§ How to complete this task
Give the entries below again, word for word, and leave out the images.
START Source data
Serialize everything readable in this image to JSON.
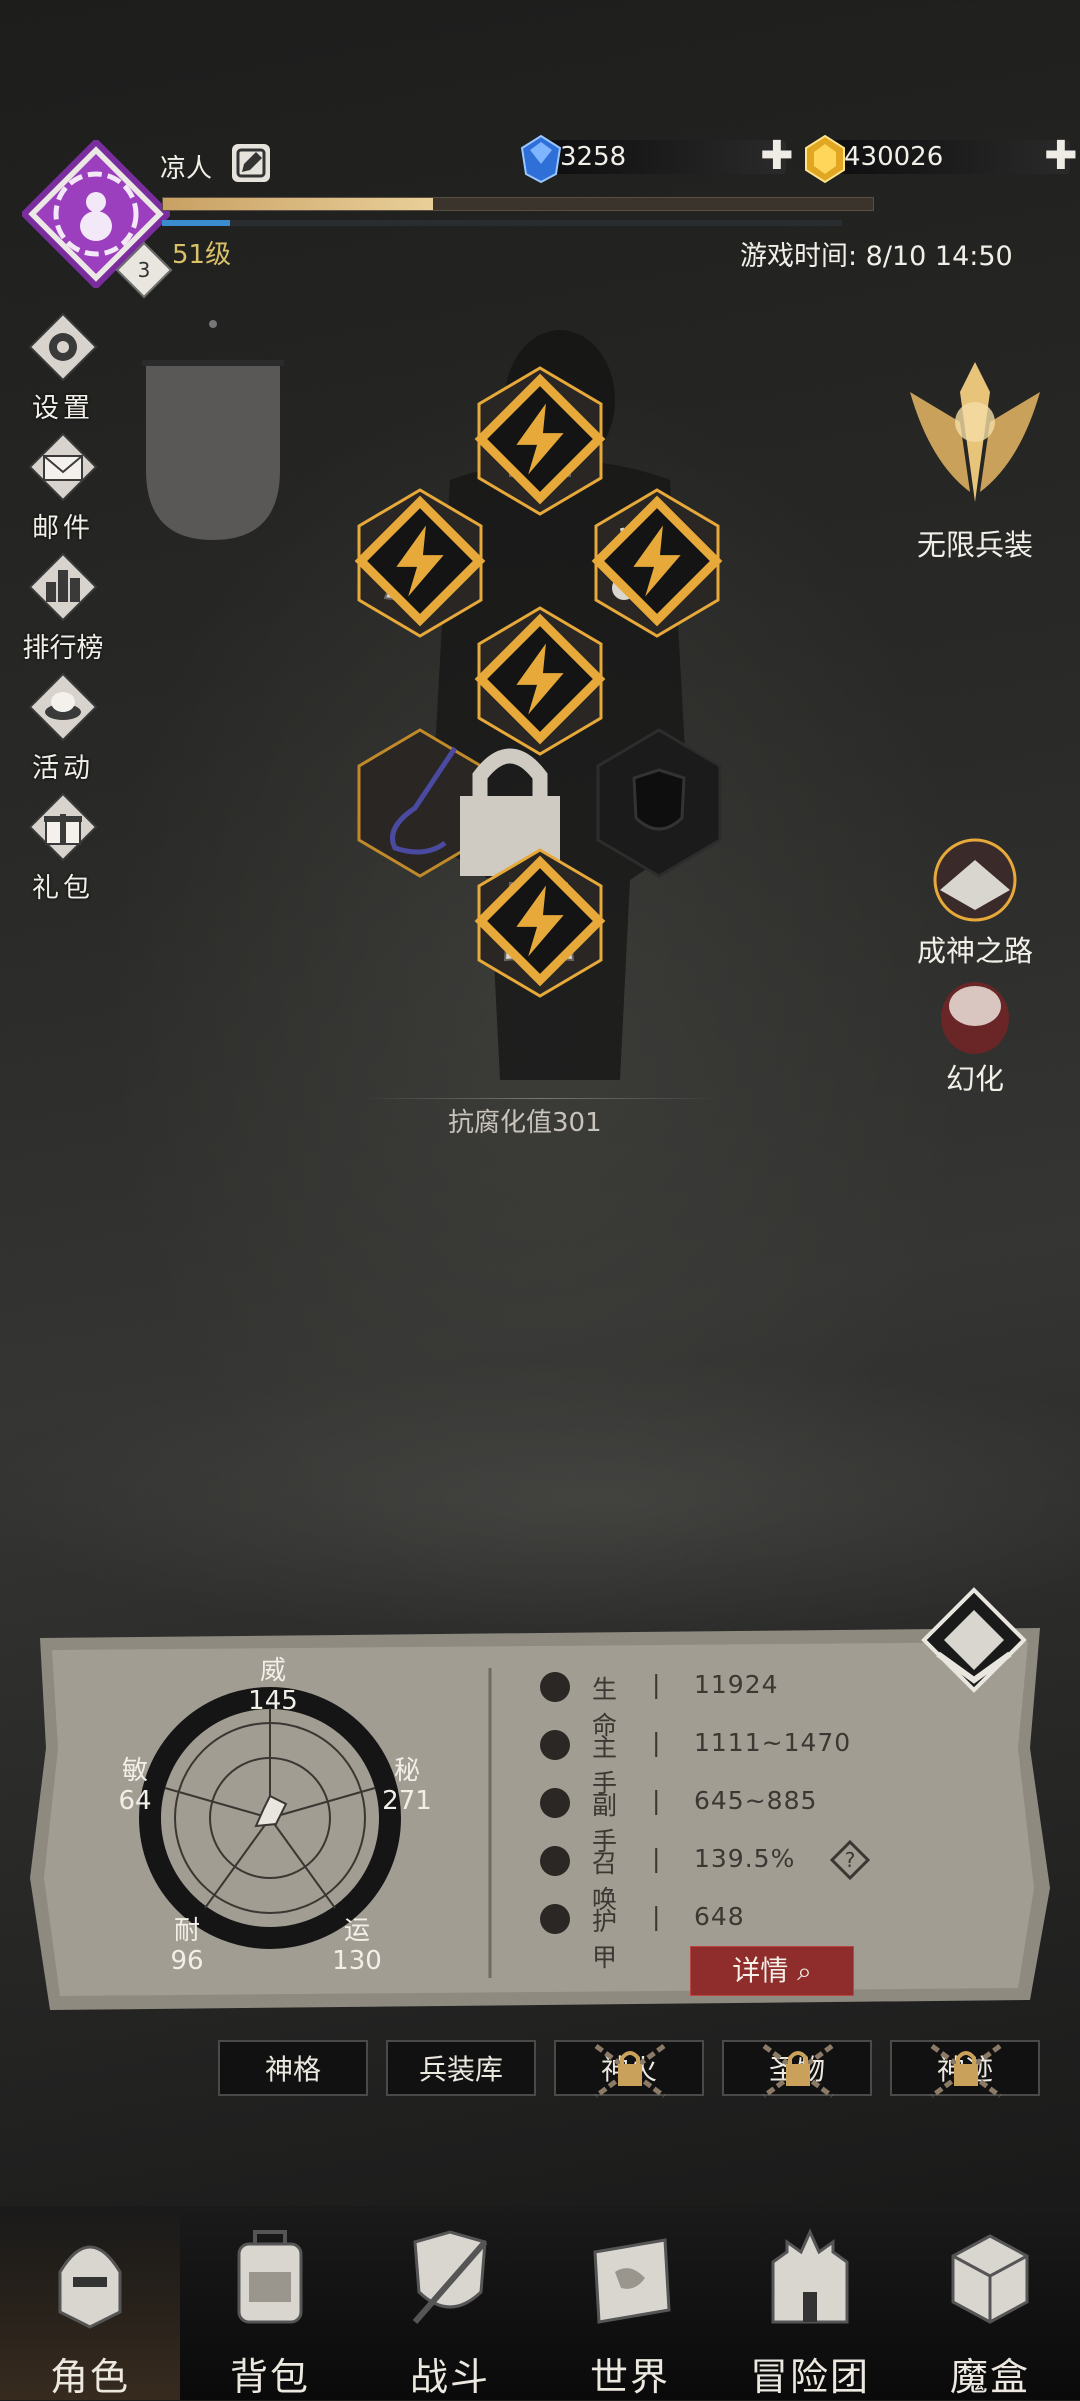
{
  "player": {
    "name": "凉人",
    "level_text": "51级",
    "avatar_badge": "3",
    "exp_progress": 0.38,
    "mana_progress": 0.1
  },
  "currency": {
    "gems": "3258",
    "gold": "430026"
  },
  "game_time": "游戏时间: 8/10 14:50",
  "side_menu": {
    "settings": "设置",
    "mail": "邮件",
    "ranking": "排行榜",
    "activity": "活动",
    "gift": "礼包"
  },
  "right_features": {
    "infinite_weapon": "无限兵装",
    "god_path": "成神之路",
    "transform": "幻化"
  },
  "corruption": "抗腐化值301",
  "attributes": [
    {
      "name": "威",
      "value": "145"
    },
    {
      "name": "秘",
      "value": "271"
    },
    {
      "name": "运",
      "value": "130"
    },
    {
      "name": "耐",
      "value": "96"
    },
    {
      "name": "敏",
      "value": "64"
    }
  ],
  "stats": [
    {
      "name": "生命",
      "value": "11924",
      "icon": "heart-icon"
    },
    {
      "name": "主手",
      "value": "1111~1470",
      "icon": "main-hand-icon"
    },
    {
      "name": "副手",
      "value": "645~885",
      "icon": "off-hand-icon"
    },
    {
      "name": "召唤",
      "value": "139.5%",
      "icon": "summon-icon"
    },
    {
      "name": "护甲",
      "value": "648",
      "icon": "armor-icon"
    }
  ],
  "stat_separator": "|",
  "details_label": "详情",
  "sub_tabs": [
    "神格",
    "兵装库",
    "神火",
    "圣物",
    "神迹"
  ],
  "bottom_nav": [
    "角色",
    "背包",
    "战斗",
    "世界",
    "冒险团",
    "魔盒"
  ],
  "colors": {
    "accent_gold": "#e6a93a",
    "level_text": "#d9c16a",
    "details_button": "#8e2d2b",
    "avatar_purple": "#9b3fbf"
  }
}
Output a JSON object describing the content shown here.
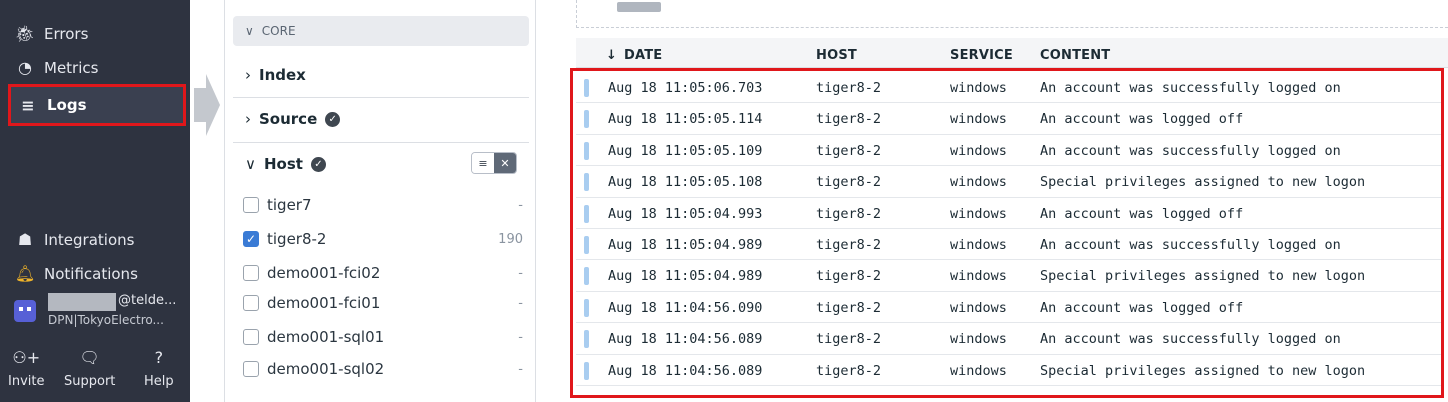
{
  "nav": {
    "errors": "Errors",
    "metrics": "Metrics",
    "logs": "Logs",
    "integrations": "Integrations",
    "notifications": "Notifications",
    "user_email": "@telde...",
    "user_org": "DPN|TokyoElectro...",
    "invite": "Invite",
    "support": "Support",
    "help": "Help"
  },
  "facets": {
    "core": "CORE",
    "index": "Index",
    "source": "Source",
    "host": "Host",
    "hosts": [
      {
        "name": "tiger7",
        "count": "-",
        "checked": false
      },
      {
        "name": "tiger8-2",
        "count": "190",
        "checked": true
      },
      {
        "name": "demo001-fci02",
        "count": "-",
        "checked": false
      },
      {
        "name": "demo001-fci01",
        "count": "-",
        "checked": false
      },
      {
        "name": "demo001-sql01",
        "count": "-",
        "checked": false
      },
      {
        "name": "demo001-sql02",
        "count": "-",
        "checked": false
      }
    ]
  },
  "table": {
    "columns": {
      "date": "DATE",
      "host": "HOST",
      "service": "SERVICE",
      "content": "CONTENT"
    },
    "status_color": "#a9cdf0",
    "rows": [
      {
        "date": "Aug 18 11:05:06.703",
        "host": "tiger8-2",
        "service": "windows",
        "content": "An account was successfully logged on"
      },
      {
        "date": "Aug 18 11:05:05.114",
        "host": "tiger8-2",
        "service": "windows",
        "content": "An account was logged off"
      },
      {
        "date": "Aug 18 11:05:05.109",
        "host": "tiger8-2",
        "service": "windows",
        "content": "An account was successfully logged on"
      },
      {
        "date": "Aug 18 11:05:05.108",
        "host": "tiger8-2",
        "service": "windows",
        "content": "Special privileges assigned to new logon"
      },
      {
        "date": "Aug 18 11:05:04.993",
        "host": "tiger8-2",
        "service": "windows",
        "content": "An account was logged off"
      },
      {
        "date": "Aug 18 11:05:04.989",
        "host": "tiger8-2",
        "service": "windows",
        "content": "An account was successfully logged on"
      },
      {
        "date": "Aug 18 11:05:04.989",
        "host": "tiger8-2",
        "service": "windows",
        "content": "Special privileges assigned to new logon"
      },
      {
        "date": "Aug 18 11:04:56.090",
        "host": "tiger8-2",
        "service": "windows",
        "content": "An account was logged off"
      },
      {
        "date": "Aug 18 11:04:56.089",
        "host": "tiger8-2",
        "service": "windows",
        "content": "An account was successfully logged on"
      },
      {
        "date": "Aug 18 11:04:56.089",
        "host": "tiger8-2",
        "service": "windows",
        "content": "Special privileges assigned to new logon"
      }
    ]
  },
  "colors": {
    "nav_bg": "#2e3340",
    "highlight": "#e0171b",
    "checkbox_on": "#3a7bd5"
  }
}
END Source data
§ Output for this exercise
Serialize everything readable in this image to JSON.
{
  "player": {
    "name": "凉人",
    "level_text": "51级",
    "avatar_badge": "3",
    "exp_progress": 0.38,
    "mana_progress": 0.1
  },
  "currency": {
    "gems": "3258",
    "gold": "430026"
  },
  "game_time": "游戏时间: 8/10 14:50",
  "side_menu": {
    "settings": "设置",
    "mail": "邮件",
    "ranking": "排行榜",
    "activity": "活动",
    "gift": "礼包"
  },
  "right_features": {
    "infinite_weapon": "无限兵装",
    "god_path": "成神之路",
    "transform": "幻化"
  },
  "corruption": "抗腐化值301",
  "attributes": [
    {
      "name": "威",
      "value": "145"
    },
    {
      "name": "秘",
      "value": "271"
    },
    {
      "name": "运",
      "value": "130"
    },
    {
      "name": "耐",
      "value": "96"
    },
    {
      "name": "敏",
      "value": "64"
    }
  ],
  "stats": [
    {
      "name": "生命",
      "value": "11924",
      "icon": "heart-icon"
    },
    {
      "name": "主手",
      "value": "1111~1470",
      "icon": "main-hand-icon"
    },
    {
      "name": "副手",
      "value": "645~885",
      "icon": "off-hand-icon"
    },
    {
      "name": "召唤",
      "value": "139.5%",
      "icon": "summon-icon"
    },
    {
      "name": "护甲",
      "value": "648",
      "icon": "armor-icon"
    }
  ],
  "stat_separator": "|",
  "details_label": "详情",
  "sub_tabs": [
    "神格",
    "兵装库",
    "神火",
    "圣物",
    "神迹"
  ],
  "bottom_nav": [
    "角色",
    "背包",
    "战斗",
    "世界",
    "冒险团",
    "魔盒"
  ],
  "colors": {
    "accent_gold": "#e6a93a",
    "level_text": "#d9c16a",
    "details_button": "#8e2d2b",
    "avatar_purple": "#9b3fbf"
  }
}
Output a JSON object describing the content shown here.
{
  "nav": {
    "errors": "Errors",
    "metrics": "Metrics",
    "logs": "Logs",
    "integrations": "Integrations",
    "notifications": "Notifications",
    "user_email": "@telde...",
    "user_org": "DPN|TokyoElectro...",
    "invite": "Invite",
    "support": "Support",
    "help": "Help"
  },
  "facets": {
    "core": "CORE",
    "index": "Index",
    "source": "Source",
    "host": "Host",
    "hosts": [
      {
        "name": "tiger7",
        "count": "-",
        "checked": false
      },
      {
        "name": "tiger8-2",
        "count": "190",
        "checked": true
      },
      {
        "name": "demo001-fci02",
        "count": "-",
        "checked": false
      },
      {
        "name": "demo001-fci01",
        "count": "-",
        "checked": false
      },
      {
        "name": "demo001-sql01",
        "count": "-",
        "checked": false
      },
      {
        "name": "demo001-sql02",
        "count": "-",
        "checked": false
      }
    ]
  },
  "table": {
    "columns": {
      "date": "DATE",
      "host": "HOST",
      "service": "SERVICE",
      "content": "CONTENT"
    },
    "status_color": "#a9cdf0",
    "rows": [
      {
        "date": "Aug 18 11:05:06.703",
        "host": "tiger8-2",
        "service": "windows",
        "content": "An account was successfully logged on"
      },
      {
        "date": "Aug 18 11:05:05.114",
        "host": "tiger8-2",
        "service": "windows",
        "content": "An account was logged off"
      },
      {
        "date": "Aug 18 11:05:05.109",
        "host": "tiger8-2",
        "service": "windows",
        "content": "An account was successfully logged on"
      },
      {
        "date": "Aug 18 11:05:05.108",
        "host": "tiger8-2",
        "service": "windows",
        "content": "Special privileges assigned to new logon"
      },
      {
        "date": "Aug 18 11:05:04.993",
        "host": "tiger8-2",
        "service": "windows",
        "content": "An account was logged off"
      },
      {
        "date": "Aug 18 11:05:04.989",
        "host": "tiger8-2",
        "service": "windows",
        "content": "An account was successfully logged on"
      },
      {
        "date": "Aug 18 11:05:04.989",
        "host": "tiger8-2",
        "service": "windows",
        "content": "Special privileges assigned to new logon"
      },
      {
        "date": "Aug 18 11:04:56.090",
        "host": "tiger8-2",
        "service": "windows",
        "content": "An account was logged off"
      },
      {
        "date": "Aug 18 11:04:56.089",
        "host": "tiger8-2",
        "service": "windows",
        "content": "An account was successfully logged on"
      },
      {
        "date": "Aug 18 11:04:56.089",
        "host": "tiger8-2",
        "service": "windows",
        "content": "Special privileges assigned to new logon"
      }
    ]
  },
  "colors": {
    "nav_bg": "#2e3340",
    "highlight": "#e0171b",
    "checkbox_on": "#3a7bd5"
  }
}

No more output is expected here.